Jurassic Park

Universal Studios / Courtesy Everett Collection

Jurassic Park is nothing short of unprecedented in the film space, as ILM’s CGI and Stan Winston’s animatronic work stole the breath out of audiences across the globe. Holding the record of the highest-grossing film of all-time for a number of years, Jurassic Park has since become an institution of the industry, with its next sequel, Jurassic World Dominion, looking to bring the property into its fourth decade.



Miramax / Courtesy Everett Collection

While Jurassic Park proved that blockbusters could resurrect extinct species for our viewing pleasure, Clerks proved to audiences that normal people just talking about sex, work, and popular culture could be just as meaningful on the big screen with only a fraction of a Hollywood budget. Kevin Smith’s classic comedy exploded beyond the confines of independent films at the time, and more importantly, proved to an entire generation that picking up a camera and making their own damn movie was a possibility.


Men in Black

Columbia Pictures / Courtesy Everett Collection

Men in Black not only rewrote the book for modern summer tentpoles, especially when it comes to action-comedy hybrids, but essentially supplanted Ghostbusters as the go-to sci-fi reference point in pop culture, with Men in Black becoming so instantly recognizable that the brand of Ray-Ban sunglasses  from the film tripled in sales after the film’s release.



New Line Cinema / Courtesy Everett Collection

In the 1990s, African American stories in the cineplex were often devastating stories about trauma and grief in urban neighborhoods, such as Boyz n the Hood, Set It Off, Menace II Society, and Dead Presidents. However, Friday broke barriers and defied typical Hollywood thinking by presenting a stoner comedy for African American audiences, who showed up to usher the film to financial success and cultural vitality.  


Pulp Fiction

Miramax / Courtesy Everett Collection

Is there any filmmaker that was more influential for cinema as a whole in the 1990s than Quentin Tarantino? Pulp Fiction transcended the limitations of film by adding an entirely new flair to pop culture, lacing nostalgia with the unique stylings of foreign cinema unfamiliar to most audiences in addition to quick-witted dialogue that damn near reshaped the entire crime film genre permanently.

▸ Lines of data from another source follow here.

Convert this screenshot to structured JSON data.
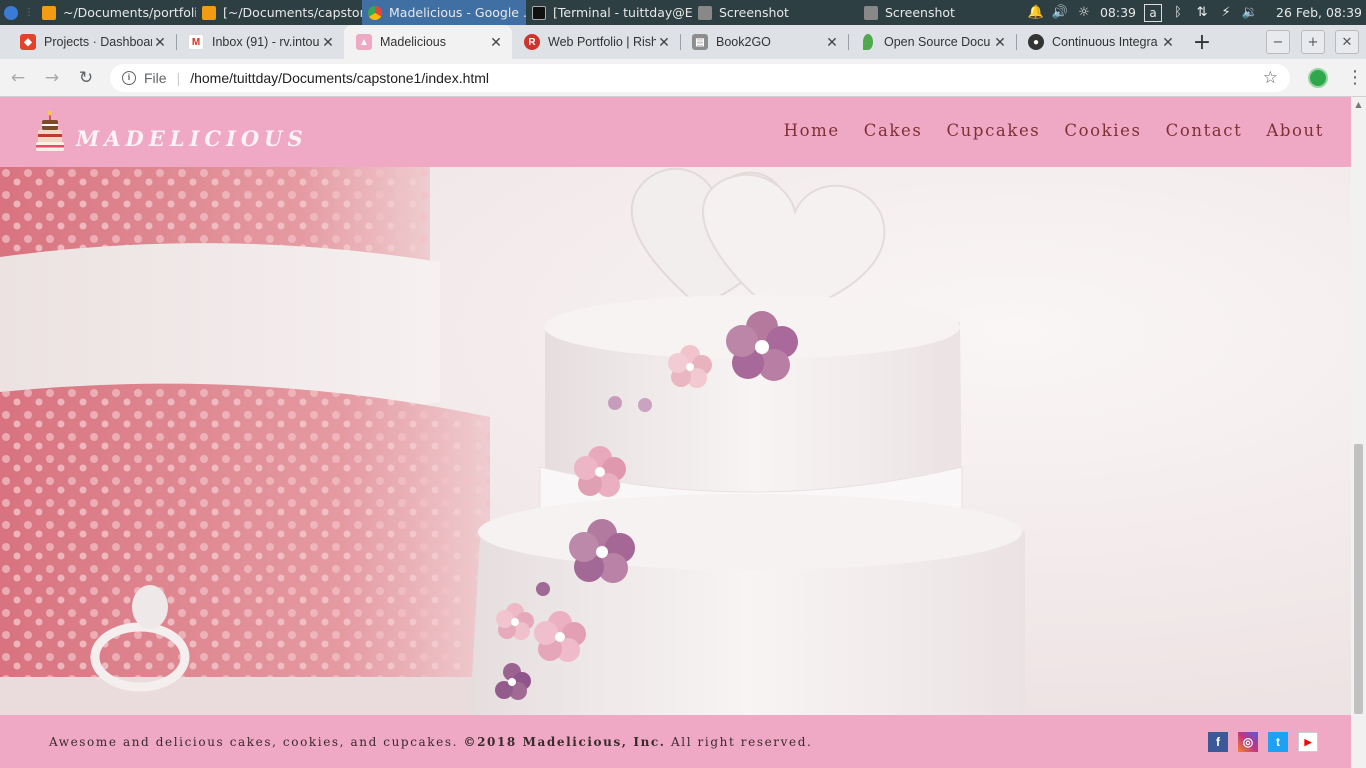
{
  "taskbar": {
    "tasks": [
      {
        "title": "~/Documents/portfolio...",
        "icon": "sublime-text-icon"
      },
      {
        "title": "[~/Documents/capston...",
        "icon": "sublime-text-icon"
      },
      {
        "title": "Madelicious - Google ...",
        "icon": "chrome-icon",
        "active": true
      },
      {
        "title": "[Terminal - tuittday@E...",
        "icon": "terminal-icon"
      },
      {
        "title": "Screenshot",
        "icon": "screenshot-icon"
      },
      {
        "title": "Screenshot",
        "icon": "screenshot-icon"
      }
    ],
    "clock": "08:39",
    "keyboard_layout": "a",
    "date_time": "26 Feb, 08:39"
  },
  "browser": {
    "tabs": [
      {
        "title": "Projects · Dashboard",
        "icon": "gitlab-icon",
        "color": "#e2432a"
      },
      {
        "title": "Inbox (91) - rv.intou",
        "icon": "gmail-icon",
        "color": "#d93025"
      },
      {
        "title": "Madelicious",
        "icon": "cake-favicon",
        "color": "#f0a9c4",
        "active": true
      },
      {
        "title": "Web Portfolio | Rish",
        "icon": "ruby-icon",
        "color": "#cc342d"
      },
      {
        "title": "Book2GO",
        "icon": "book-icon",
        "color": "#8d8d8d"
      },
      {
        "title": "Open Source Docu",
        "icon": "mongodb-leaf-icon",
        "color": "#4fa94d"
      },
      {
        "title": "Continuous Integra",
        "icon": "circleci-icon",
        "color": "#343434"
      }
    ],
    "address": {
      "scheme_label": "File",
      "url": "/home/tuittday/Documents/capstone1/index.html"
    }
  },
  "site": {
    "brand": "MADELICIOUS",
    "nav": [
      "Home",
      "Cakes",
      "Cupcakes",
      "Cookies",
      "Contact",
      "About"
    ],
    "footer": {
      "text_plain": "Awesome and delicious cakes, cookies, and cupcakes.",
      "text_bold": "©2018 Madelicious, Inc.",
      "text_tail": "All right reserved."
    },
    "social": [
      {
        "name": "facebook-icon",
        "glyph": "f",
        "color": "#3b5998"
      },
      {
        "name": "instagram-icon",
        "glyph": "◎",
        "color": "#c13584"
      },
      {
        "name": "twitter-icon",
        "glyph": "t",
        "color": "#1da1f2"
      },
      {
        "name": "youtube-icon",
        "glyph": "▶",
        "color": "#ff0000"
      }
    ],
    "colors": {
      "header_pink": "#f0a9c4",
      "nav_text": "#7d3136"
    }
  }
}
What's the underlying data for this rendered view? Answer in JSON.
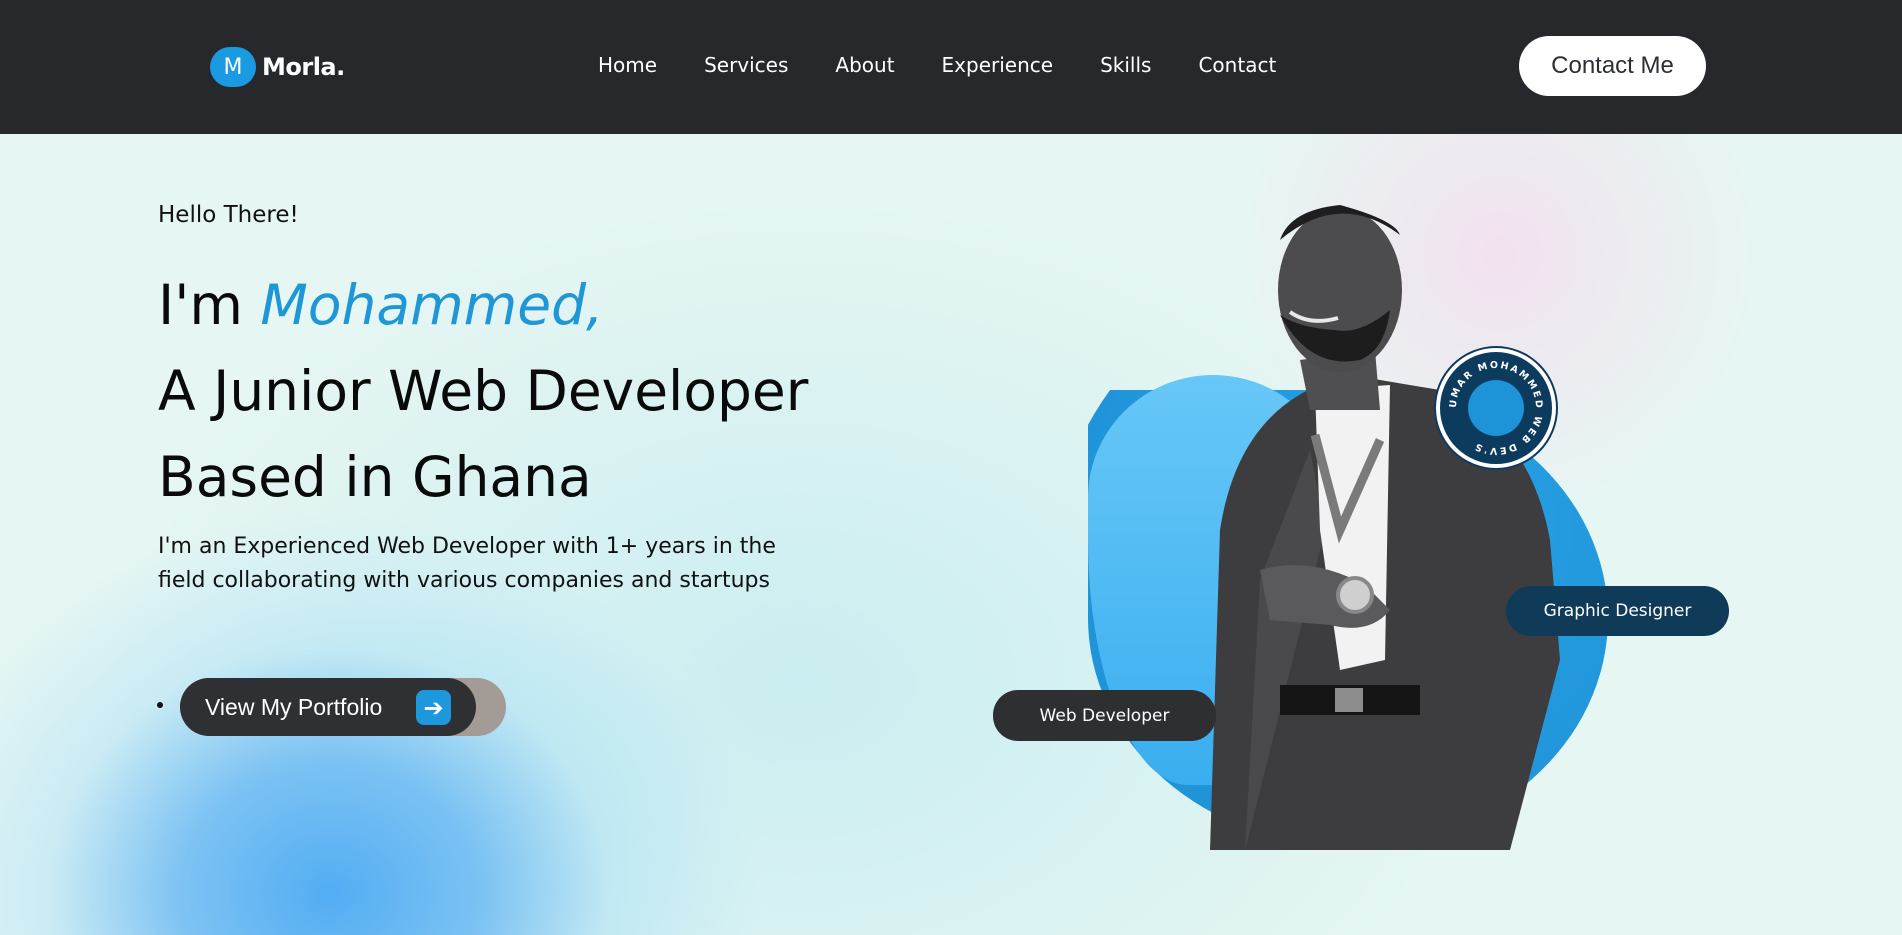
{
  "header": {
    "logo_letter": "M",
    "logo_text": "Morla.",
    "nav": [
      "Home",
      "Services",
      "About",
      "Experience",
      "Skills",
      "Contact"
    ],
    "cta_label": "Contact Me"
  },
  "hero": {
    "greeting": "Hello There!",
    "headline_prefix": "I'm ",
    "headline_name": "Mohammed,",
    "headline_line2": "A Junior Web Developer",
    "headline_line3": "Based in Ghana",
    "intro_line1": "I'm an Experienced Web Developer with 1+ years in the",
    "intro_line2": "field collaborating with various companies and startups",
    "portfolio_label": "View My Portfolio",
    "arrow_glyph": "➔"
  },
  "portrait": {
    "stamp_text": "UMAR MOHAMMED WEB DEV'S",
    "tag_graphic": "Graphic Designer",
    "tag_web": "Web Developer"
  },
  "colors": {
    "accent": "#1f96d6",
    "header_bg": "#26282b",
    "stamp_bg": "#0d3b5e",
    "pill_dark": "#2e2f31"
  },
  "icons": {
    "logo": "logo-mark-icon",
    "portfolio_arrow": "arrow-right-icon",
    "stamp": "circular-badge-icon"
  }
}
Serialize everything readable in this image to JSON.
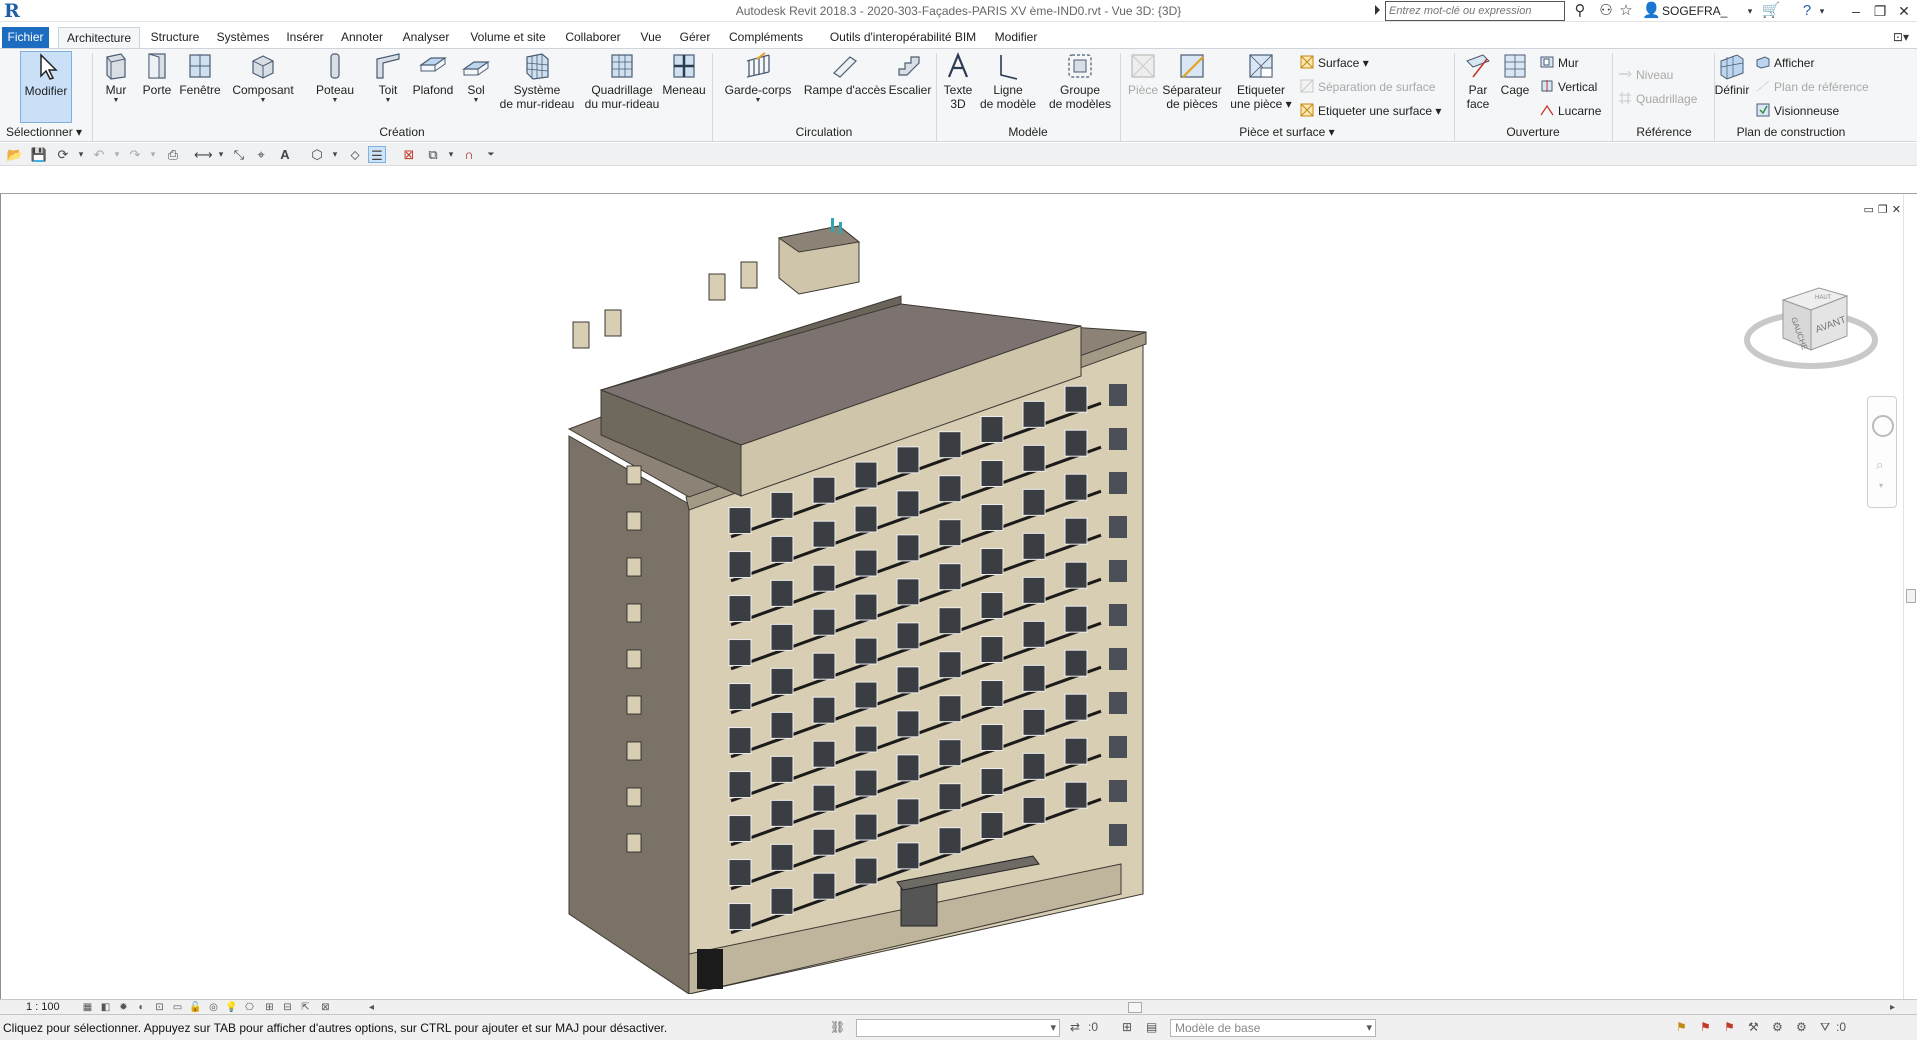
{
  "titlebar": {
    "logo": "R",
    "window_title": "Autodesk Revit 2018.3 -    2020-303-Façades-PARIS  XV ème-IND0.rvt - Vue 3D: {3D}",
    "search_placeholder": "Entrez mot-clé ou expression",
    "user": "SOGEFRA_"
  },
  "tabs": [
    {
      "label": "Fichier",
      "active": false
    },
    {
      "label": "Architecture",
      "active": true
    },
    {
      "label": "Structure"
    },
    {
      "label": "Systèmes"
    },
    {
      "label": "Insérer"
    },
    {
      "label": "Annoter"
    },
    {
      "label": "Analyser"
    },
    {
      "label": "Volume et site"
    },
    {
      "label": "Collaborer"
    },
    {
      "label": "Vue"
    },
    {
      "label": "Gérer"
    },
    {
      "label": "Compléments"
    },
    {
      "label": "Outils d'interopérabilité BIM"
    },
    {
      "label": "Modifier"
    }
  ],
  "ribbon": {
    "select": {
      "modify": "Modifier",
      "panel": "Sélectionner"
    },
    "creation": {
      "panel": "Création",
      "wall": "Mur",
      "door": "Porte",
      "window": "Fenêtre",
      "component": "Composant",
      "column": "Poteau",
      "roof": "Toit",
      "ceiling": "Plafond",
      "floor": "Sol",
      "curtain_system_1": "Système",
      "curtain_system_2": "de mur-rideau",
      "curtain_grid_1": "Quadrillage",
      "curtain_grid_2": "du mur-rideau",
      "mullion": "Meneau"
    },
    "circulation": {
      "panel": "Circulation",
      "railing": "Garde-corps",
      "ramp": "Rampe d'accès",
      "stair": "Escalier"
    },
    "model": {
      "panel": "Modèle",
      "text_1": "Texte",
      "text_2": "3D",
      "line_1": "Ligne",
      "line_2": "de modèle",
      "group_1": "Groupe",
      "group_2": "de modèles"
    },
    "room": {
      "panel": "Pièce et surface",
      "room": "Pièce",
      "separator_1": "Séparateur",
      "separator_2": "de pièces",
      "tag_1": "Etiqueter",
      "tag_2": "une pièce",
      "area": "Surface",
      "area_separation": "Séparation  de surface",
      "tag_area": "Etiqueter  une surface"
    },
    "opening": {
      "panel": "Ouverture",
      "by_face_1": "Par",
      "by_face_2": "face",
      "shaft": "Cage",
      "wall": "Mur",
      "vertical": "Vertical",
      "dormer": "Lucarne"
    },
    "datum": {
      "panel": "Référence",
      "level": "Niveau",
      "grid": "Quadrillage"
    },
    "workplane": {
      "panel": "Plan de construction",
      "set": "Définir",
      "show": "Afficher",
      "ref_plane": "Plan de référence",
      "viewer": "Visionneuse"
    }
  },
  "viewcube": {
    "top": "HAUT",
    "left": "GAUCHE",
    "front": "AVANT"
  },
  "viewbar": {
    "scale": "1 : 100"
  },
  "statusbar": {
    "text": "Cliquez pour sélectionner. Appuyez sur TAB pour afficher d'autres options, sur CTRL pour ajouter et sur MAJ pour désactiver.",
    "worksets": ":0",
    "model": "Modèle de base",
    "filter": ":0"
  },
  "colors": {
    "file_tab": "#1c6cc0",
    "ribbon_bg": "#f5f6f7",
    "facade": "#d8ceb4",
    "side_wall": "#7a7266",
    "roof": "#7c7370"
  }
}
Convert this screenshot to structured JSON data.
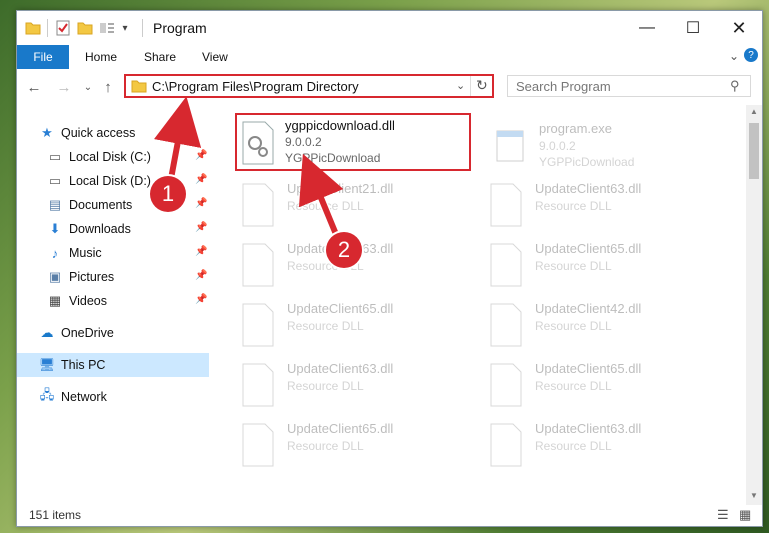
{
  "window": {
    "title": "Program"
  },
  "ribbon": {
    "file": "File",
    "tabs": [
      "Home",
      "Share",
      "View"
    ]
  },
  "address": {
    "path": "C:\\Program Files\\Program Directory"
  },
  "search": {
    "placeholder": "Search Program"
  },
  "nav": {
    "items": [
      {
        "label": "Quick access",
        "icon": "star-icon"
      },
      {
        "label": "Local Disk (C:)",
        "icon": "drive-icon"
      },
      {
        "label": "Local Disk (D:)",
        "icon": "drive-icon"
      },
      {
        "label": "Documents",
        "icon": "documents-icon"
      },
      {
        "label": "Downloads",
        "icon": "download-icon"
      },
      {
        "label": "Music",
        "icon": "music-icon"
      },
      {
        "label": "Pictures",
        "icon": "pictures-icon"
      },
      {
        "label": "Videos",
        "icon": "videos-icon"
      },
      {
        "label": "OneDrive",
        "icon": "cloud-icon"
      },
      {
        "label": "This PC",
        "icon": "computer-icon"
      },
      {
        "label": "Network",
        "icon": "network-icon"
      }
    ]
  },
  "files": [
    {
      "name": "ygppicdownload.dll",
      "version": "9.0.0.2",
      "desc": "YGPPicDownload"
    },
    {
      "name": "program.exe",
      "version": "9.0.0.2",
      "desc": "YGPPicDownload"
    },
    {
      "name": "UpdateClient21.dll",
      "desc": "Resource DLL"
    },
    {
      "name": "UpdateClient63.dll",
      "desc": "Resource DLL"
    },
    {
      "name": "UpdateClient63.dll",
      "desc": "Resource DLL"
    },
    {
      "name": "UpdateClient65.dll",
      "desc": "Resource DLL"
    },
    {
      "name": "UpdateClient65.dll",
      "desc": "Resource DLL"
    },
    {
      "name": "UpdateClient42.dll",
      "desc": "Resource DLL"
    },
    {
      "name": "UpdateClient63.dll",
      "desc": "Resource DLL"
    },
    {
      "name": "UpdateClient65.dll",
      "desc": "Resource DLL"
    },
    {
      "name": "UpdateClient65.dll",
      "desc": "Resource DLL"
    },
    {
      "name": "UpdateClient63.dll",
      "desc": "Resource DLL"
    }
  ],
  "status": {
    "count": "151 items"
  },
  "callouts": [
    "1",
    "2"
  ],
  "colors": {
    "accent": "#1979ca",
    "highlight": "#d7282f",
    "selected": "#cce8ff"
  }
}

20th Century Fox Film Corp. / Courtesy: Everett Collection.

A cinematic behemoth that made more than $1.8 billion at the box office and won 11 Academy Awards, including Best Picture, Titanic feels synonymous with the 1990s in every way, from establishing Leonardo DiCaprio as a Hollywood heartthrob to launching Celine Dion’s career into the stratosphere with “My Heart Will Go On.” Ultimately, Titanic will very likely go down in history as the definitive love story of the 1990s.


The Matrix

Warner Bros / Courtesy Everett Collection

With the power of the internet still fairly unknown and intimidating in the late 1990s, The Matrix succeeded with audiences because it felt so futuristic and unique, from its production design to its cyberpunk story to its novel camerawork. Beyond its ever-present cultural significance at the time, The Matrix has been referenced by academics, politicians, and even philosophers over the past 23 years.



20th Century Fox Film Corp. / Courtesy Everett Collection

No film better encapsulates the 1990s than Speed, Jan de Bont’s explosive, high-concept action movie about a bus that is rigged with a bomb set to go off should the vehicle go below 50 miles per hour. In addition to solidifying the star power of leads Keanu Reeves and Sandra Bullock, Speed became a genre unto itself, with many films thereafter being greenlit as “Speed on a…” Hell, even with its admittedly absurd central conceit, the world collectively shut off its brain to embrace this escapist form of popcorn action filmmaking, as it’s the rare film to receive an “A” Cinemascore from audiences and a four-star rating from film critic legend Roger Ebert.